■ The problem ■
Restate each entry below exactly; pictures stay out of the copy.

■ Entries shown ■
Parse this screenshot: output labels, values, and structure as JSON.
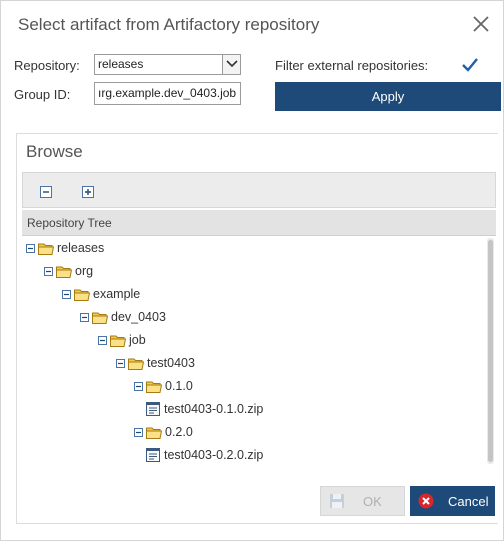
{
  "dialog": {
    "title": "Select artifact from Artifactory repository"
  },
  "form": {
    "repository_label": "Repository:",
    "repository_value": "releases",
    "filter_label": "Filter external repositories:",
    "filter_checked": true,
    "group_label": "Group ID:",
    "group_value": "org.example.dev_0403.job",
    "group_visible_text": "ırg.example.dev_0403.job",
    "apply_label": "Apply"
  },
  "browse": {
    "title": "Browse",
    "tree_header": "Repository Tree",
    "nodes": [
      {
        "label": "releases",
        "type": "folder",
        "depth": 0
      },
      {
        "label": "org",
        "type": "folder",
        "depth": 1
      },
      {
        "label": "example",
        "type": "folder",
        "depth": 2
      },
      {
        "label": "dev_0403",
        "type": "folder",
        "depth": 3
      },
      {
        "label": "job",
        "type": "folder",
        "depth": 4
      },
      {
        "label": "test0403",
        "type": "folder",
        "depth": 5
      },
      {
        "label": "0.1.0",
        "type": "folder",
        "depth": 6
      },
      {
        "label": "test0403-0.1.0.zip",
        "type": "file",
        "depth": 7
      },
      {
        "label": "0.2.0",
        "type": "folder",
        "depth": 6
      },
      {
        "label": "test0403-0.2.0.zip",
        "type": "file",
        "depth": 7
      }
    ]
  },
  "buttons": {
    "ok_label": "OK",
    "cancel_label": "Cancel"
  },
  "icons": {
    "close": "close-icon",
    "collapse_all": "collapse-all-icon",
    "expand_all": "expand-all-icon",
    "checkbox": "checkmark-icon",
    "folder": "folder-open-icon",
    "file": "file-icon",
    "save": "save-icon",
    "cancel": "cancel-icon"
  },
  "colors": {
    "accent": "#1d4a79",
    "folder": "#f3c84b",
    "cancel_icon": "#d9262c"
  }
}
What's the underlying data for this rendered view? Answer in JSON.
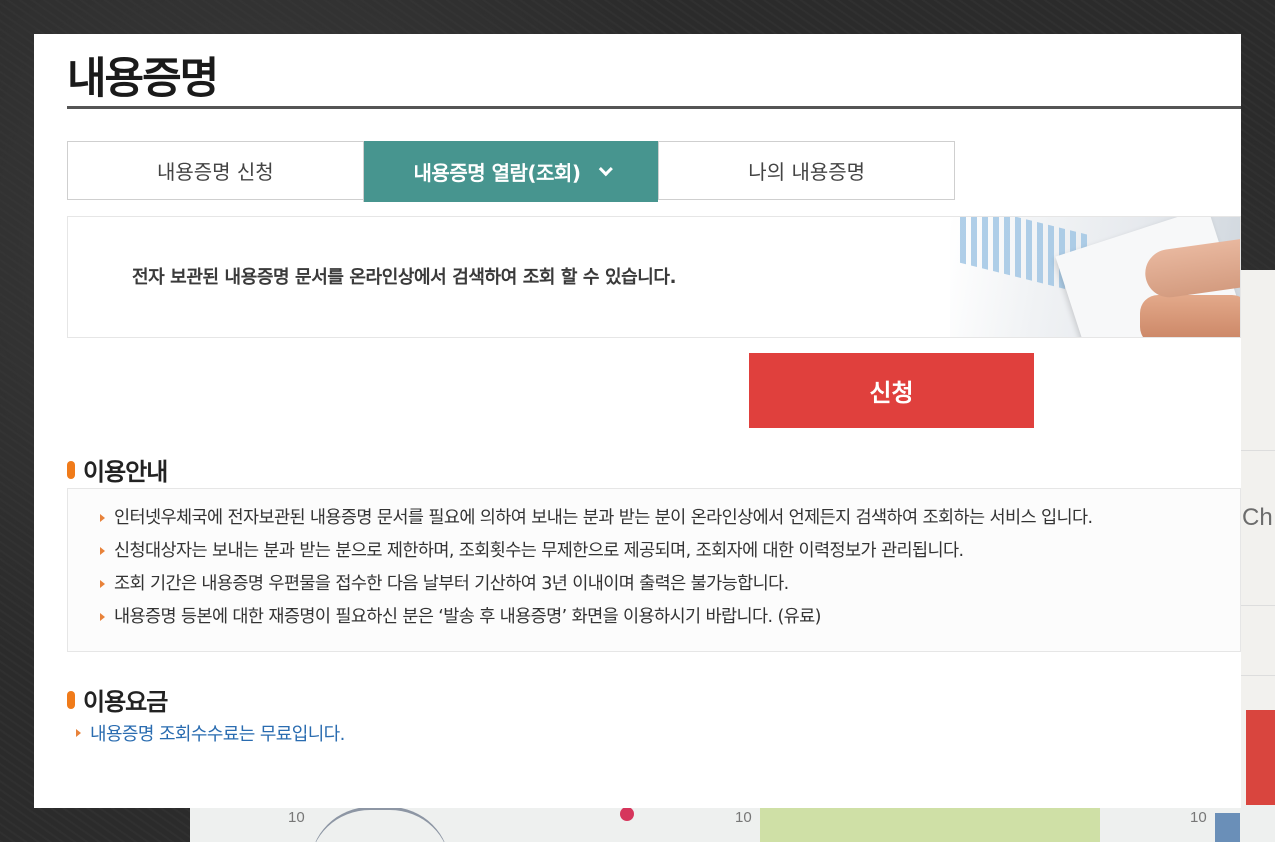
{
  "page": {
    "title": "내용증명"
  },
  "tabs": [
    {
      "label": "내용증명 신청"
    },
    {
      "label": "내용증명 열람(조회)"
    },
    {
      "label": "나의 내용증명"
    }
  ],
  "active_tab_index": 1,
  "banner": {
    "text": "전자 보관된 내용증명 문서를 온라인상에서 검색하여 조회 할 수 있습니다."
  },
  "apply_button": {
    "label": "신청"
  },
  "usage_guide": {
    "title": "이용안내",
    "items": [
      "인터넷우체국에 전자보관된 내용증명 문서를 필요에 의하여 보내는 분과 받는 분이 온라인상에서 언제든지 검색하여 조회하는 서비스 입니다.",
      "신청대상자는 보내는 분과 받는 분으로 제한하며, 조회횟수는 무제한으로 제공되며, 조회자에 대한 이력정보가 관리됩니다.",
      "조회 기간은 내용증명 우편물을 접수한 다음 날부터 기산하여 3년 이내이며 출력은 불가능합니다.",
      "내용증명 등본에 대한 재증명이 필요하신 분은 ‘발송 후 내용증명’ 화면을 이용하시기 바랍니다. (유료)"
    ]
  },
  "usage_fee": {
    "title": "이용요금",
    "text": "내용증명 조회수수료는 무료입니다."
  },
  "background": {
    "side_text": "Ch",
    "ticks": [
      "10",
      "10",
      "10"
    ]
  },
  "colors": {
    "tab_active": "#47958f",
    "apply_button": "#e0403d",
    "section_marker": "#f07b1a",
    "fee_text": "#2a6cb0"
  }
}
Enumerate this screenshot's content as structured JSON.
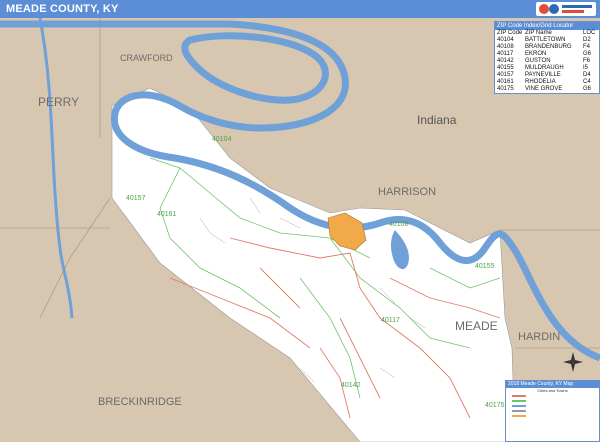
{
  "title": "MEADE COUNTY, KY",
  "labels": {
    "perry": "PERRY",
    "crawford": "CRAWFORD",
    "indiana": "Indiana",
    "harrison": "HARRISON",
    "meade": "MEADE",
    "hardin": "HARDIN",
    "breckinridge": "BRECKINRIDGE"
  },
  "zip_labels": [
    "40104",
    "40157",
    "40161",
    "40108",
    "40155",
    "40117",
    "40142",
    "40175"
  ],
  "zip_table": {
    "header": "ZIP Code Index/Grid Locator",
    "columns": [
      "ZIP Code",
      "ZIP Name",
      "LOC"
    ],
    "rows": [
      [
        "40104",
        "BATTLETOWN",
        "D2"
      ],
      [
        "40108",
        "BRANDENBURG",
        "F4"
      ],
      [
        "40117",
        "EKRON",
        "G6"
      ],
      [
        "40142",
        "GUSTON",
        "F6"
      ],
      [
        "40155",
        "MULDRAUGH",
        "I5"
      ],
      [
        "40157",
        "PAYNEVILLE",
        "D4"
      ],
      [
        "40161",
        "RHODELIA",
        "C4"
      ],
      [
        "40175",
        "VINE GROVE",
        "G6"
      ]
    ]
  },
  "legend": {
    "header": "2018 Meade County, KY Map",
    "subheader": "Cities and Towns"
  },
  "colors": {
    "title_bar": "#5b8ed6",
    "land_outside": "#d8c7b0",
    "county": "#ffffff",
    "river": "#6fa0d8",
    "zip_boundary": "#6ec46e",
    "roads": "#e07b6a",
    "highlight": "#f2a94a"
  }
}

■ Answer to the exercise ■
Parse this screenshot: output labels, values, and structure as JSON.
{
  "dialog": {
    "title": "Select artifact from Artifactory repository"
  },
  "form": {
    "repository_label": "Repository:",
    "repository_value": "releases",
    "filter_label": "Filter external repositories:",
    "filter_checked": true,
    "group_label": "Group ID:",
    "group_value": "org.example.dev_0403.job",
    "group_visible_text": "ırg.example.dev_0403.job",
    "apply_label": "Apply"
  },
  "browse": {
    "title": "Browse",
    "tree_header": "Repository Tree",
    "nodes": [
      {
        "label": "releases",
        "type": "folder",
        "depth": 0
      },
      {
        "label": "org",
        "type": "folder",
        "depth": 1
      },
      {
        "label": "example",
        "type": "folder",
        "depth": 2
      },
      {
        "label": "dev_0403",
        "type": "folder",
        "depth": 3
      },
      {
        "label": "job",
        "type": "folder",
        "depth": 4
      },
      {
        "label": "test0403",
        "type": "folder",
        "depth": 5
      },
      {
        "label": "0.1.0",
        "type": "folder",
        "depth": 6
      },
      {
        "label": "test0403-0.1.0.zip",
        "type": "file",
        "depth": 7
      },
      {
        "label": "0.2.0",
        "type": "folder",
        "depth": 6
      },
      {
        "label": "test0403-0.2.0.zip",
        "type": "file",
        "depth": 7
      }
    ]
  },
  "buttons": {
    "ok_label": "OK",
    "cancel_label": "Cancel"
  },
  "icons": {
    "close": "close-icon",
    "collapse_all": "collapse-all-icon",
    "expand_all": "expand-all-icon",
    "checkbox": "checkmark-icon",
    "folder": "folder-open-icon",
    "file": "file-icon",
    "save": "save-icon",
    "cancel": "cancel-icon"
  },
  "colors": {
    "accent": "#1d4a79",
    "folder": "#f3c84b",
    "cancel_icon": "#d9262c"
  }
}
What's the underlying data for this rendered view? Answer in JSON.
{
  "page": {
    "title": "내용증명"
  },
  "tabs": [
    {
      "label": "내용증명 신청"
    },
    {
      "label": "내용증명 열람(조회)"
    },
    {
      "label": "나의 내용증명"
    }
  ],
  "active_tab_index": 1,
  "banner": {
    "text": "전자 보관된 내용증명 문서를 온라인상에서 검색하여 조회 할 수 있습니다."
  },
  "apply_button": {
    "label": "신청"
  },
  "usage_guide": {
    "title": "이용안내",
    "items": [
      "인터넷우체국에 전자보관된 내용증명 문서를 필요에 의하여 보내는 분과 받는 분이 온라인상에서 언제든지 검색하여 조회하는 서비스 입니다.",
      "신청대상자는 보내는 분과 받는 분으로 제한하며, 조회횟수는 무제한으로 제공되며, 조회자에 대한 이력정보가 관리됩니다.",
      "조회 기간은 내용증명 우편물을 접수한 다음 날부터 기산하여 3년 이내이며 출력은 불가능합니다.",
      "내용증명 등본에 대한 재증명이 필요하신 분은 ‘발송 후 내용증명’ 화면을 이용하시기 바랍니다. (유료)"
    ]
  },
  "usage_fee": {
    "title": "이용요금",
    "text": "내용증명 조회수수료는 무료입니다."
  },
  "background": {
    "side_text": "Ch",
    "ticks": [
      "10",
      "10",
      "10"
    ]
  },
  "colors": {
    "tab_active": "#47958f",
    "apply_button": "#e0403d",
    "section_marker": "#f07b1a",
    "fee_text": "#2a6cb0"
  }
}
Enumerate this screenshot's content as structured JSON.
{
  "title": "MEADE COUNTY, KY",
  "labels": {
    "perry": "PERRY",
    "crawford": "CRAWFORD",
    "indiana": "Indiana",
    "harrison": "HARRISON",
    "meade": "MEADE",
    "hardin": "HARDIN",
    "breckinridge": "BRECKINRIDGE"
  },
  "zip_labels": [
    "40104",
    "40157",
    "40161",
    "40108",
    "40155",
    "40117",
    "40142",
    "40175"
  ],
  "zip_table": {
    "header": "ZIP Code Index/Grid Locator",
    "columns": [
      "ZIP Code",
      "ZIP Name",
      "LOC"
    ],
    "rows": [
      [
        "40104",
        "BATTLETOWN",
        "D2"
      ],
      [
        "40108",
        "BRANDENBURG",
        "F4"
      ],
      [
        "40117",
        "EKRON",
        "G6"
      ],
      [
        "40142",
        "GUSTON",
        "F6"
      ],
      [
        "40155",
        "MULDRAUGH",
        "I5"
      ],
      [
        "40157",
        "PAYNEVILLE",
        "D4"
      ],
      [
        "40161",
        "RHODELIA",
        "C4"
      ],
      [
        "40175",
        "VINE GROVE",
        "G6"
      ]
    ]
  },
  "legend": {
    "header": "2018 Meade County, KY Map",
    "subheader": "Cities and Towns"
  },
  "colors": {
    "title_bar": "#5b8ed6",
    "land_outside": "#d8c7b0",
    "county": "#ffffff",
    "river": "#6fa0d8",
    "zip_boundary": "#6ec46e",
    "roads": "#e07b6a",
    "highlight": "#f2a94a"
  }
}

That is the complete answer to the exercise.